“My passion for the steel pan and the music it produces and calypso music was encouraged by my parents and my involvement with bands and ultimately the organization is based on my belief that our culture is the driving force that can save my country.”
dupre added that whenever she gets to attend pan events locally and around the world, she is always encouraged by the peace and love that exists among those in the fraternity.
“The swaying bodies, the hugs and kisses given by and to people whose names I do not know but whose faces are familiar, is what keeps me focused, hopeful and happy.”
As the appreciation for the pan continues to grow overseas, dupre couldn’t help but quote Black Stalin to speak of the land of the steelpan’s birth : “the steel pan gone and the pan man stay”.
“Only in Trinidad and Tobago is the pan not fully accepted not only by citizens but by the pannists as well.

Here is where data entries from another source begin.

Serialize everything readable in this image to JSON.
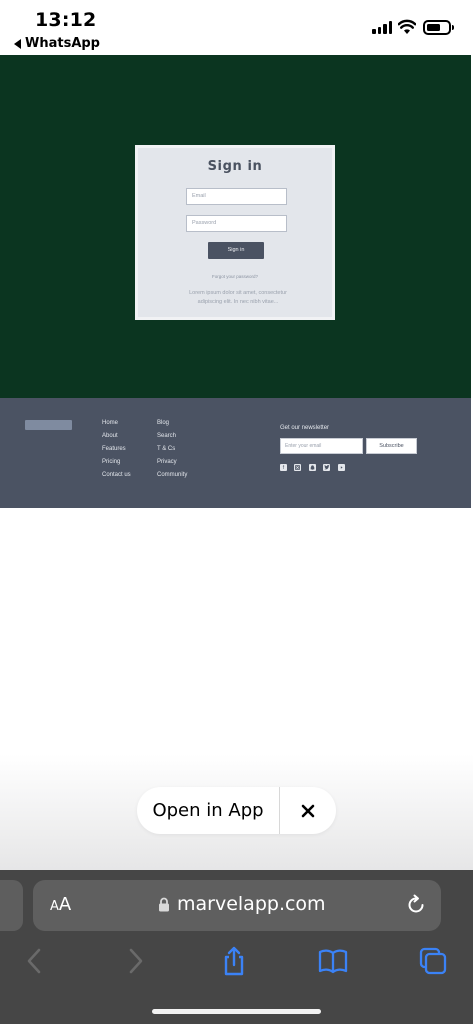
{
  "status_bar": {
    "time": "13:12",
    "back_app": "WhatsApp"
  },
  "signin": {
    "title": "Sign in",
    "email_placeholder": "Email",
    "password_placeholder": "Password",
    "button": "Sign in",
    "forgot": "Forgot your password?",
    "lorem": "Lorem ipsum dolor sit amet, consectetur adipiscing elit. In nec nibh vitae..."
  },
  "footer": {
    "col1": [
      "Home",
      "About",
      "Features",
      "Pricing",
      "Contact us"
    ],
    "col2": [
      "Blog",
      "Search",
      "T & Cs",
      "Privacy",
      "Community"
    ],
    "newsletter_title": "Get our newsletter",
    "newsletter_placeholder": "Enter your email",
    "subscribe": "Subscribe",
    "social": [
      "facebook-icon",
      "instagram-icon",
      "snapchat-icon",
      "twitter-icon",
      "youtube-icon"
    ]
  },
  "open_app": {
    "label": "Open in App"
  },
  "safari": {
    "aa_small": "A",
    "aa_big": "A",
    "url": "marvelapp.com"
  },
  "colors": {
    "hero_bg": "#0b3520",
    "footer_bg": "#4b5363",
    "safari_bar": "#464646",
    "accent_blue": "#3b82f6"
  }
}
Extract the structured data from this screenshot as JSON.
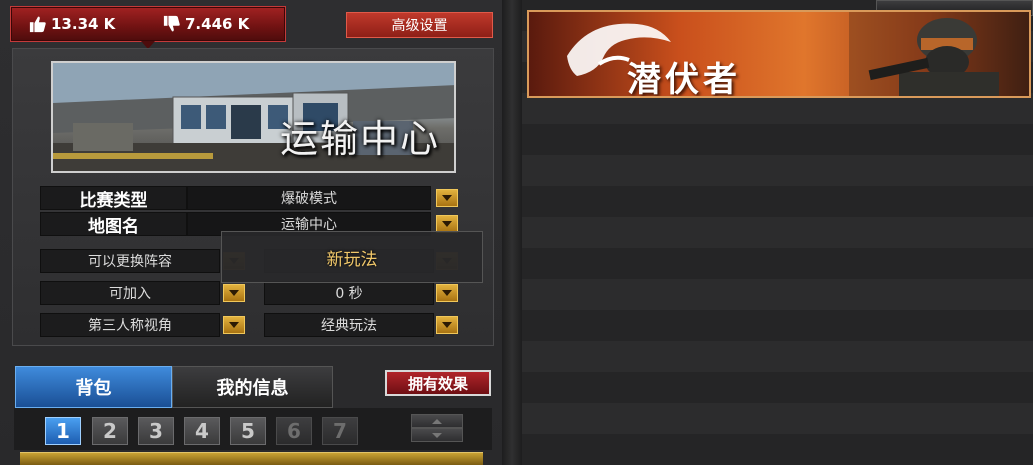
{
  "rating": {
    "likes": "13.34 K",
    "dislikes": "7.446 K",
    "like_icon": "thumbs-up-icon",
    "dislike_icon": "thumbs-down-icon"
  },
  "header": {
    "advanced_settings_label": "高级设置"
  },
  "map": {
    "name_overlay": "运输中心"
  },
  "settings": {
    "match_type_label": "比赛类型",
    "match_type_value": "爆破模式",
    "map_name_label": "地图名",
    "map_name_value": "运输中心"
  },
  "options": {
    "team_change": "可以更换阵容",
    "joinable": "可加入",
    "timer": "0 秒",
    "third_person": "第三人称视角",
    "classic_mode": "经典玩法"
  },
  "tooltip": {
    "text": "新玩法"
  },
  "tabs": {
    "backpack": "背包",
    "my_info": "我的信息"
  },
  "effects_button_label": "拥有效果",
  "pages": [
    "1",
    "2",
    "3",
    "4",
    "5",
    "6",
    "7"
  ],
  "active_page": "1",
  "disabled_pages": [
    "6",
    "7"
  ],
  "mode_banner": {
    "title": "潜伏者",
    "emblem_icon": "tiger-emblem-icon"
  },
  "colors": {
    "accent_red": "#a22222",
    "accent_blue": "#3f8bdc",
    "gold": "#e2b23e",
    "banner_orange": "#e0762c"
  }
}
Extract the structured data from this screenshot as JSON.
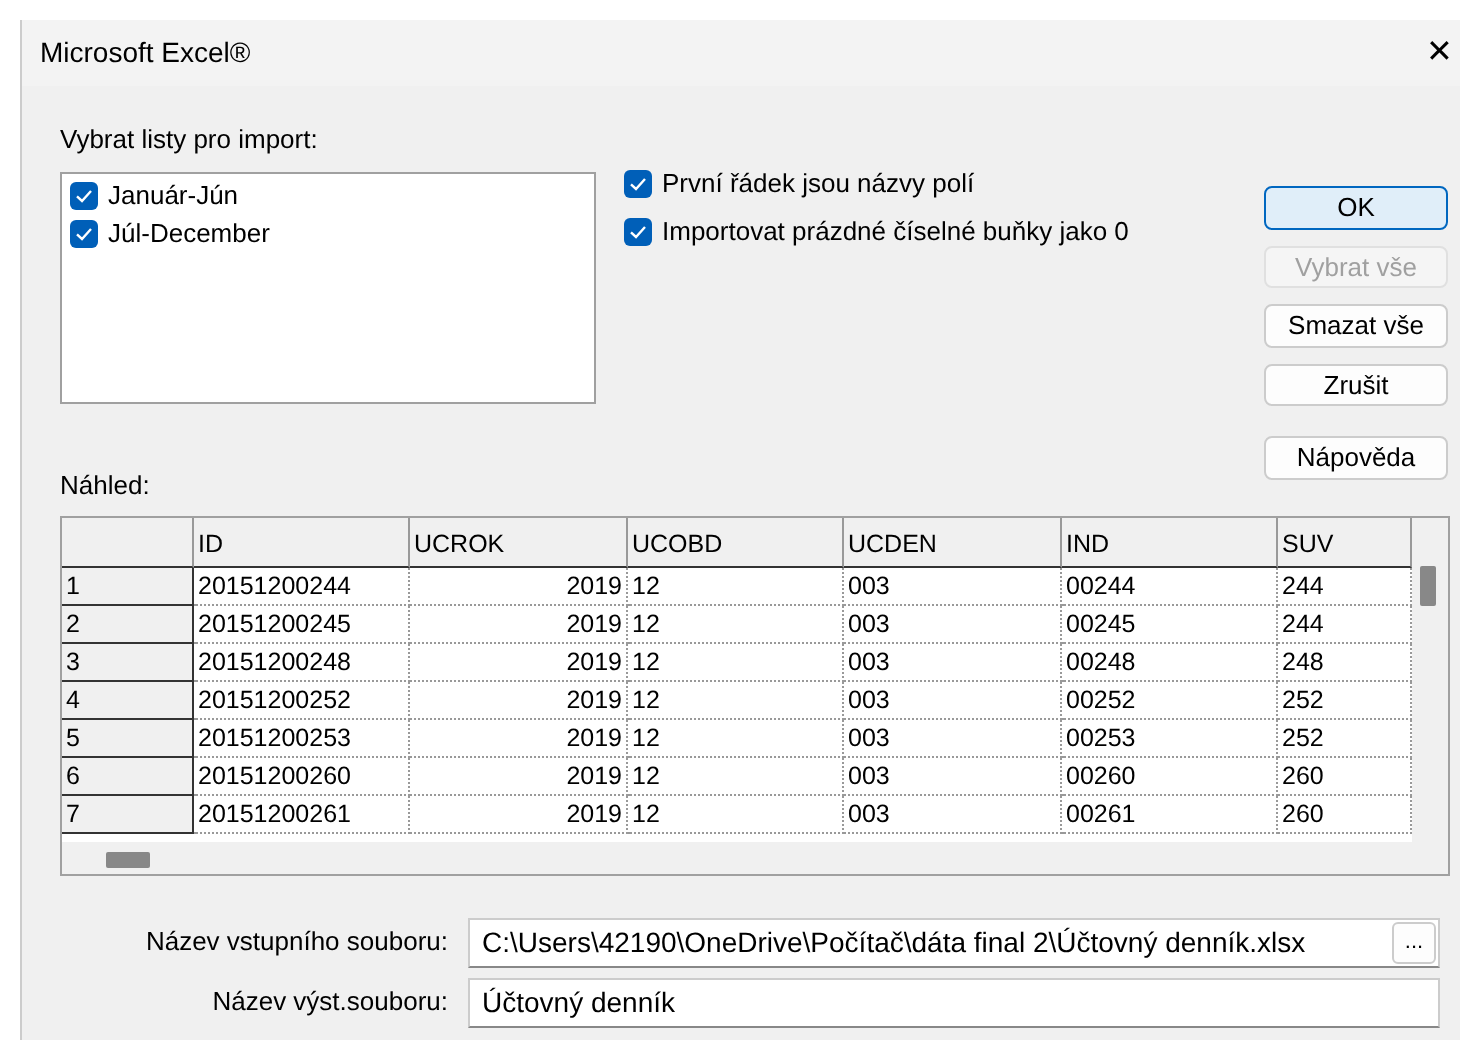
{
  "window": {
    "title": "Microsoft Excel®",
    "close": "✕"
  },
  "sheets": {
    "label": "Vybrat listy pro import:",
    "items": [
      {
        "label": "Január-Jún",
        "checked": true
      },
      {
        "label": "Júl-December",
        "checked": true
      }
    ]
  },
  "options": [
    {
      "label": "První řádek jsou názvy polí",
      "checked": true
    },
    {
      "label": "Importovat prázdné číselné buňky jako 0",
      "checked": true
    }
  ],
  "buttons": [
    {
      "label": "OK",
      "default": true,
      "disabled": false
    },
    {
      "label": "Vybrat vše",
      "default": false,
      "disabled": true
    },
    {
      "label": "Smazat vše",
      "default": false,
      "disabled": false
    },
    {
      "label": "Zrušit",
      "default": false,
      "disabled": false
    },
    {
      "label": "Nápověda",
      "default": false,
      "disabled": false
    }
  ],
  "preview": {
    "label": "Náhled:",
    "columns": [
      {
        "label": "ID",
        "numeric": false
      },
      {
        "label": "UCROK",
        "numeric": true
      },
      {
        "label": "UCOBD",
        "numeric": false
      },
      {
        "label": "UCDEN",
        "numeric": false
      },
      {
        "label": "IND",
        "numeric": false
      },
      {
        "label": "SUV",
        "numeric": false
      }
    ],
    "rows": [
      {
        "number": "1",
        "cells": [
          "20151200244",
          "2019",
          "12",
          "003",
          "00244",
          "244"
        ]
      },
      {
        "number": "2",
        "cells": [
          "20151200245",
          "2019",
          "12",
          "003",
          "00245",
          "244"
        ]
      },
      {
        "number": "3",
        "cells": [
          "20151200248",
          "2019",
          "12",
          "003",
          "00248",
          "248"
        ]
      },
      {
        "number": "4",
        "cells": [
          "20151200252",
          "2019",
          "12",
          "003",
          "00252",
          "252"
        ]
      },
      {
        "number": "5",
        "cells": [
          "20151200253",
          "2019",
          "12",
          "003",
          "00253",
          "252"
        ]
      },
      {
        "number": "6",
        "cells": [
          "20151200260",
          "2019",
          "12",
          "003",
          "00260",
          "260"
        ]
      },
      {
        "number": "7",
        "cells": [
          "20151200261",
          "2019",
          "12",
          "003",
          "00261",
          "260"
        ]
      }
    ]
  },
  "input_file": {
    "label": "Název vstupního souboru:",
    "value": "C:\\Users\\42190\\OneDrive\\Počítač\\dáta final 2\\Účtovný denník.xlsx",
    "browse": "..."
  },
  "output_file": {
    "label": "Název výst.souboru:",
    "value": "Účtovný denník"
  }
}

Remember what Merchant sang many years ago “Pan in danger”?
To further make her point, dupre said at Government functions, foreign embassies at the Independence Day Parade and even Republic Day, pans are almost non-existent.
Even pan in schools are borrowed, according to her.
“There are a few bands, very few, that are registered businesses and operate in a professional manner for the benefit of the band and its players.”
In her humble opinion if Pan Trinbago spent less time putting on productions and more time in making steelpan a lucrative, organized business , more players would be treated with respect, rather than beggars.
“Members of bands need to be educated and be made aware of the need to become a legal entity.”
Bands, said dupre, should be encouraged to come together and produce the items they use including flags, stick and banner.
“Use pan yards as daycare centres, homework centres too so that the community is involved.”